The Buffalo News, February 2009

Of “Circus Maximus” composer John Corigliano says “Many of us have become as bemused by the violation and humiliation that flood the 500-plus channels of our television screens as the mobs of imperial Rome, who considered the devouring of human beings by starving lions just another Sunday show.” The Roman allusion came second to Corigliano he says, because his first intention was to write a work “conceived spatially” and wondered “what dramatic premise would justify the encirclement of the audience by musicians?” Putting the audience in the position of encircled gladiators and lions in the ancient Roman Circus Maximus is what he came up with (the piece ends with a decidedly un-Roman gunshot). There’s no question, then, that this hugely eclectic and often violent musical collage from 2004 (everything from reminiscences of Bartók and Varese to Bernstein theater music) would be an entirely different piece if heard in a hall surrounded by a huge wind ensemble than it is here coming from two speakers. You do get an idea of the piece’s hallucinatory strength from the disc—and then some. Corigliano’s 1972 “Gazebo Dances” is almost the exact opposite of the large scale “Circus Maximus,” neo-classic nostalgia as opposed to “Circus’” visionary anger., February 2009

John Corigliano is something of a superstar among modern American composers. Corigliano, who turns 71 on February 16, has found a way to produce music that is uncompromisingly contemporary but still appealing to a wide enough audience so that it gets played repeatedly, in a variety of venues. This is no small accomplishment: even when a modern classical work gets programmed by an adventurous orchestra, it frequently gets only that one performance, or perhaps two, before being returned to the composer’s shelf. The appeal of Corigliano’s music is quite clear in the new recording of his Symphony No. 3, written in 2004 (following by three years his previous symphony, which was for strings alone and which won the Pulitzer Prize for Music). Circus Maximus is Corigliano’s first work written specifically for concert band, and it is highly impressive on multiple levels. It is spatially conceived—the band surrounds the audience—and includes eight sections played without pause. Corigliano fully exploits the unique sounds of which a concert band is capable: the work starts with trumpet and percussion fanfares, includes a saxophone quartet (in the concert hall, placed in the second-tier boxes), and comes across as a mixture of solemnity, social commentary (comparing contemporary American society with that of ancient Rome) and grand noise.
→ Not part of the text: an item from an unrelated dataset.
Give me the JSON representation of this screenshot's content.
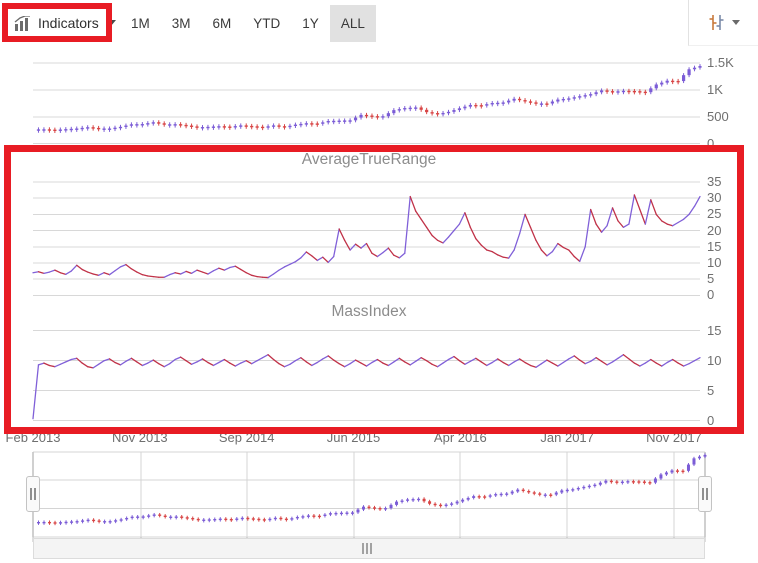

In the third section, “Channel Surfing,” music constantly interrupts other music; in the fourth and fifth, both called “Night Music,” we first hear rural nighttime sounds and then hear the hectic noises of an urban area after dark; in the sixth movement, whose title is the same as that of the whole work, a band marches down the aisles while other performers play on stage and around the concert hall. The final two sections are prayerful and then, at the end, noisy (the work’s final sound is a gunshot). Circus Maximus begs to be recorded as an SACD, but the wonderful performance by the University of Texas Wind Ensemble under Jerry Junkin (who commissioned the work and to whom it is dedicated) sounds just grand in CD form. Jazz, hunting calls, circus music, many fanfares—all the elements come together and play against each other as Junkin and his ensemble dissect the work elegantly and put it back together beautifully. It’s quite a sonic experience. And the CD is filled out by Corigliano’s band arrangement of Gazebo Dances, originally a suite for piano four hands (and a work also arranged by the composer for orchestra). This is much simpler and more vivacious music than Circus Maximus, and complements the longer work nicely. The first movement has a Rossinian flavor; the second is a somewhat awkward waltz; the third, marked Adagio, is as expressive as the tempo indication implies; and the finale, a tarantella, is bright and bouncy. This is a top-notch CD that clearly shows why Corigliano is one modern American composer who has gained widespread popularity.

Naxos Records, a member of the Naxos Music Group